[[ DATA SHOWN open ]]
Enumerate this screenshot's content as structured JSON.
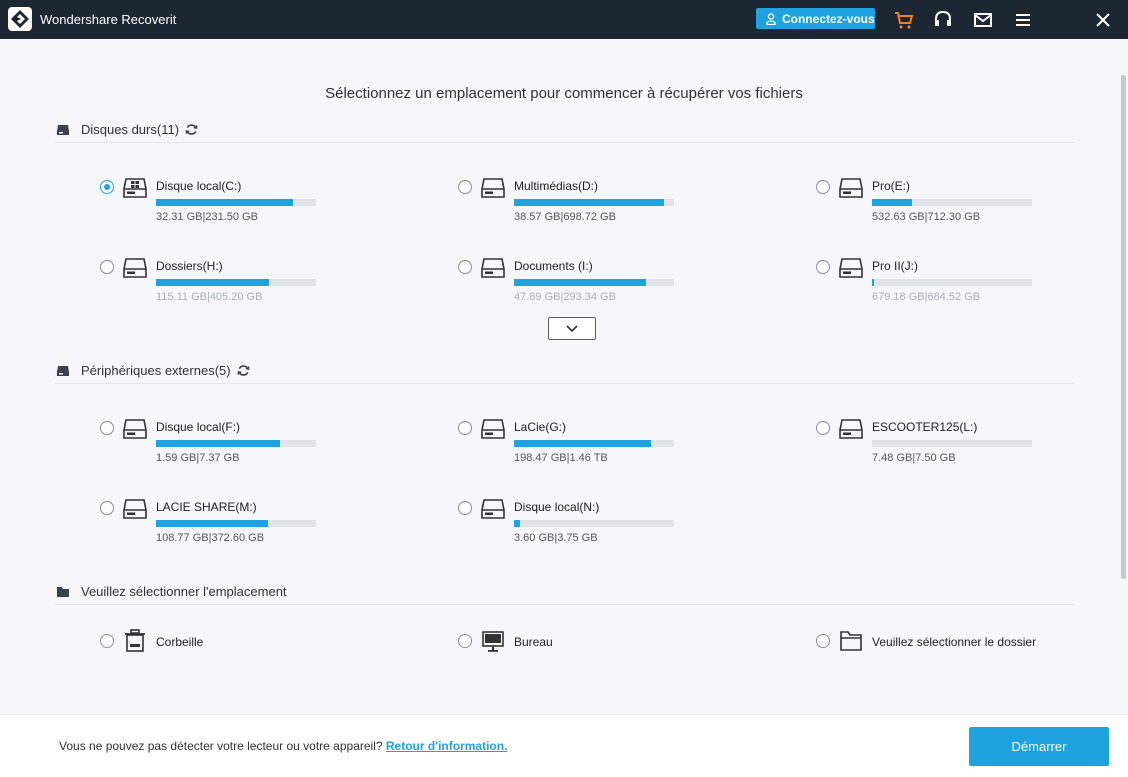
{
  "app": {
    "title": "Wondershare Recoverit"
  },
  "titlebar": {
    "login_label": "Connectez-vous"
  },
  "headline": "Sélectionnez un emplacement pour commencer à récupérer vos fichiers",
  "hard_disks": {
    "title": "Disques durs(11)",
    "drives": [
      {
        "name": "Disque local(C:)",
        "size": "32.31 GB|231.50 GB",
        "used_fraction": 0.86,
        "selected": true,
        "icon": "windows-drive-icon"
      },
      {
        "name": "Multimédias(D:)",
        "size": "38.57 GB|698.72 GB",
        "used_fraction": 0.94,
        "selected": false,
        "icon": "hard-drive-icon"
      },
      {
        "name": "Pro(E:)",
        "size": "532.63 GB|712.30 GB",
        "used_fraction": 0.25,
        "selected": false,
        "icon": "hard-drive-icon"
      },
      {
        "name": "Dossiers(H:)",
        "size": "115.11 GB|405.20 GB",
        "used_fraction": 0.71,
        "selected": false,
        "icon": "hard-drive-icon"
      },
      {
        "name": "Documents (I:)",
        "size": "47.89 GB|293.34 GB",
        "used_fraction": 0.84,
        "selected": false,
        "icon": "hard-drive-icon"
      },
      {
        "name": "Pro II(J:)",
        "size": "679.18 GB|684.52 GB",
        "used_fraction": 0.01,
        "selected": false,
        "icon": "hard-drive-icon"
      }
    ]
  },
  "external_devices": {
    "title": "Périphériques externes(5)",
    "drives": [
      {
        "name": "Disque local(F:)",
        "size": "1.59 GB|7.37 GB",
        "used_fraction": 0.78,
        "icon": "hard-drive-icon"
      },
      {
        "name": "LaCie(G:)",
        "size": "198.47 GB|1.46 TB",
        "used_fraction": 0.86,
        "icon": "hard-drive-icon"
      },
      {
        "name": "ESCOOTER125(L:)",
        "size": "7.48 GB|7.50 GB",
        "used_fraction": 0.0,
        "icon": "hard-drive-icon"
      },
      {
        "name": "LACIE SHARE(M:)",
        "size": "108.77 GB|372.60 GB",
        "used_fraction": 0.7,
        "icon": "hard-drive-icon"
      },
      {
        "name": "Disque local(N:)",
        "size": "3.60 GB|3.75 GB",
        "used_fraction": 0.04,
        "icon": "hard-drive-icon"
      }
    ]
  },
  "locations": {
    "title": "Veuillez sélectionner l'emplacement",
    "items": [
      {
        "name": "Corbeille",
        "icon": "trash-icon"
      },
      {
        "name": "Bureau",
        "icon": "desktop-icon"
      },
      {
        "name": "Veuillez sélectionner le dossier",
        "icon": "folder-icon"
      }
    ]
  },
  "footer": {
    "text": "Vous ne pouvez pas détecter votre lecteur ou votre appareil?",
    "link": "Retour d'information.",
    "start_label": "Démarrer"
  },
  "colors": {
    "accent": "#1fa3e0",
    "titlebar": "#1d2633",
    "cart": "#f5821f"
  }
}
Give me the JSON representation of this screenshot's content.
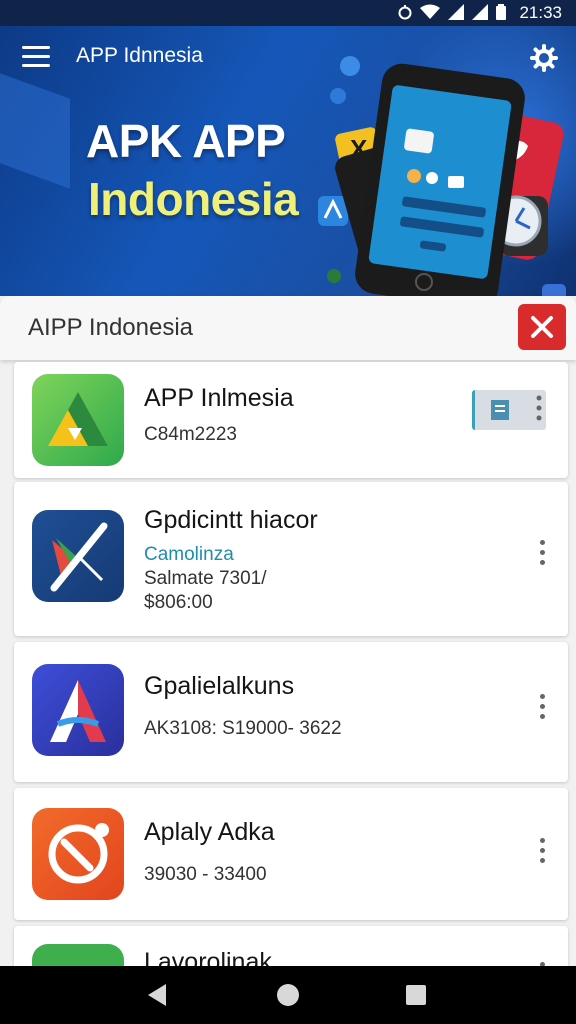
{
  "status_bar": {
    "time": "21:33"
  },
  "header": {
    "title": "APP Idnnesia"
  },
  "hero": {
    "line1": "APK APP",
    "line2": "Indonesia"
  },
  "search": {
    "value": "AIPP Indonesia"
  },
  "apps": [
    {
      "name": "APP Inlmesia",
      "sub1": "C84m2223",
      "sub2": "",
      "sub3": "",
      "action": "install-chip"
    },
    {
      "name": "Gpdicintt hiacor",
      "sub1": "Camolinza",
      "sub2": "Salmate 7301/",
      "sub3": "$806:00",
      "action": "kebab"
    },
    {
      "name": "Gpalielalkuns",
      "sub1": "AK3108: S19000- 3622",
      "sub2": "",
      "sub3": "",
      "action": "kebab"
    },
    {
      "name": "Aplaly Adka",
      "sub1": "39030 - 33400",
      "sub2": "",
      "sub3": "",
      "action": "kebab"
    },
    {
      "name": "Lavorolinak",
      "sub1": "",
      "sub2": "",
      "sub3": "",
      "action": "kebab"
    }
  ],
  "icons": {
    "menu": "menu-icon",
    "settings": "gear-icon",
    "close": "close-icon",
    "nav_back": "back-icon",
    "nav_home": "home-icon",
    "nav_recent": "recents-icon"
  },
  "colors": {
    "hero_bg": "#1557b8",
    "hero_accent_text": "#eef07a",
    "close_button": "#d92b2b",
    "secondary_text_accent": "#1f8ea8"
  }
}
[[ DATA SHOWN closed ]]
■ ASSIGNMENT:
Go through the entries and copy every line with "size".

■ YOUR SOLUTION:
        "size": "32.31 GB|231.50 GB",
        "size": "38.57 GB|698.72 GB",
        "size": "532.63 GB|712.30 GB",
        "size": "115.11 GB|405.20 GB",
        "size": "47.89 GB|293.34 GB",
        "size": "679.18 GB|684.52 GB",
        "size": "1.59 GB|7.37 GB",
        "size": "198.47 GB|1.46 TB",
        "size": "7.48 GB|7.50 GB",
        "size": "108.77 GB|372.60 GB",
        "size": "3.60 GB|3.75 GB",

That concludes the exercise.